The illuminated sign on the Hammersmith Apollo says James Blake Sold Out in big letters. I’m a bit nervous about this. I would describe James Blake as comforting, because in my bedroom that’s exactly what I feel. In a big arena, with the ultimate aim being to rile up the crowd, comforting isn’t the ambience of choice. Though, it’s exciting as well. How will a sound like James Blake be amplified on stage?

I take my seat. That’s right, I sat down at a gig. Never thought I’d see the day when I was one of those people. But it’s approaching 8pm now and I’d be lucky to see the stage at this point so I shoot my shot. Instantly worth it- it’s quite a view from up here. The only light in the auditorium is coming from a large screen projecting trippy graphics, while a man mixes electronic and techno infused beats. The beat maker, I find out later, is Mark Pritchard. At one point he mixed electronic instrumentals with grime tracks, what a sound.

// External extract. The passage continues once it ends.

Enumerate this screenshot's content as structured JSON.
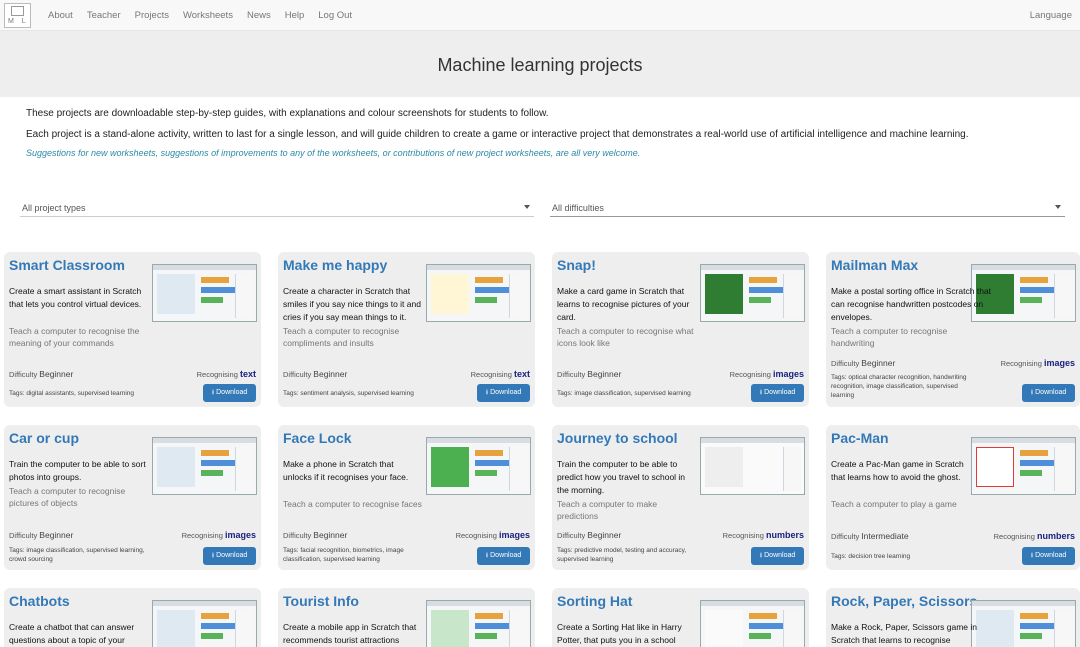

I’ve never seen such a diverse group of people in a concert before. Beside me, 50 year olds take their seat. In many ways James Blake’s music is timeless, a sound as mysterious and captivating as the man himself. It seems he lets the music do the talking for him.    

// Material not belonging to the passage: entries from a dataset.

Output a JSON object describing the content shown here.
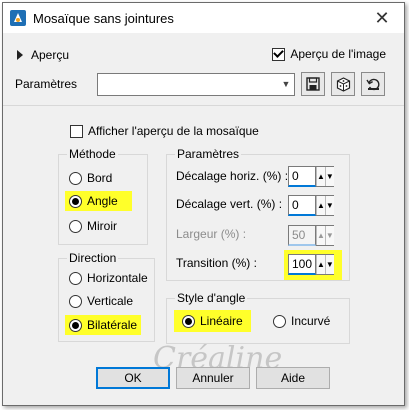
{
  "window": {
    "title": "Mosaïque sans jointures",
    "close": "✕"
  },
  "preview": {
    "label": "Aperçu",
    "image_preview_label": "Aperçu de l'image",
    "image_preview_checked": true
  },
  "presets": {
    "label": "Paramètres",
    "value": ""
  },
  "show_preview": {
    "label": "Afficher l'aperçu de la mosaïque",
    "checked": false
  },
  "method": {
    "title": "Méthode",
    "options": [
      "Bord",
      "Angle",
      "Miroir"
    ],
    "selected": "Angle"
  },
  "direction": {
    "title": "Direction",
    "options": [
      "Horizontale",
      "Verticale",
      "Bilatérale"
    ],
    "selected": "Bilatérale"
  },
  "parameters": {
    "title": "Paramètres",
    "horiz_label": "Décalage horiz. (%) :",
    "horiz_value": "0",
    "vert_label": "Décalage vert. (%) :",
    "vert_value": "0",
    "width_label": "Largeur (%) :",
    "width_value": "50",
    "transition_label": "Transition (%) :",
    "transition_value": "100"
  },
  "angle_style": {
    "title": "Style d'angle",
    "options": [
      "Linéaire",
      "Incurvé"
    ],
    "selected": "Linéaire"
  },
  "buttons": {
    "ok": "OK",
    "cancel": "Annuler",
    "help": "Aide"
  },
  "watermark": "Créaline",
  "colors": {
    "highlight": "#ffff2a",
    "accent": "#0078d7"
  }
}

Before I know it, the stage is dark again. Mysterious moving shadows are placing things on the stage. There’s shuffling within the crowd. And then all of a sudden- bright lights. Drums, guitars and keyboards are symmetrically placed, there isn’t a laptop in sight. Three figures arrive on stage and the crowd absolutely roars at the sight. Mr Blake walks on casually, not timidly but not boldly either.

My worries are quashed the moment fingers touch the keyboard, as a rush of energy is delivered to the auditorium in the form of high pitched vocals. Like harps, the melodious vocals soothe, as the deep bass tones scream from the speakers. Light and dark elements are played with visually, as spotlights illuminate the stage and then recoil once again. Every transition of the lights is smooth, joined at the hip of the electric rhythm. The intense melodies, the dramatic light show, the emotive vocals all combine to leave me in a state of utter euphoria.

On the train home, I hum the instrumental of I Need A Forest Fire to myself. I’m floating and wondering whether it’s been a dream as I close my bedroom door behind me and immerse myself in James Blake, once again.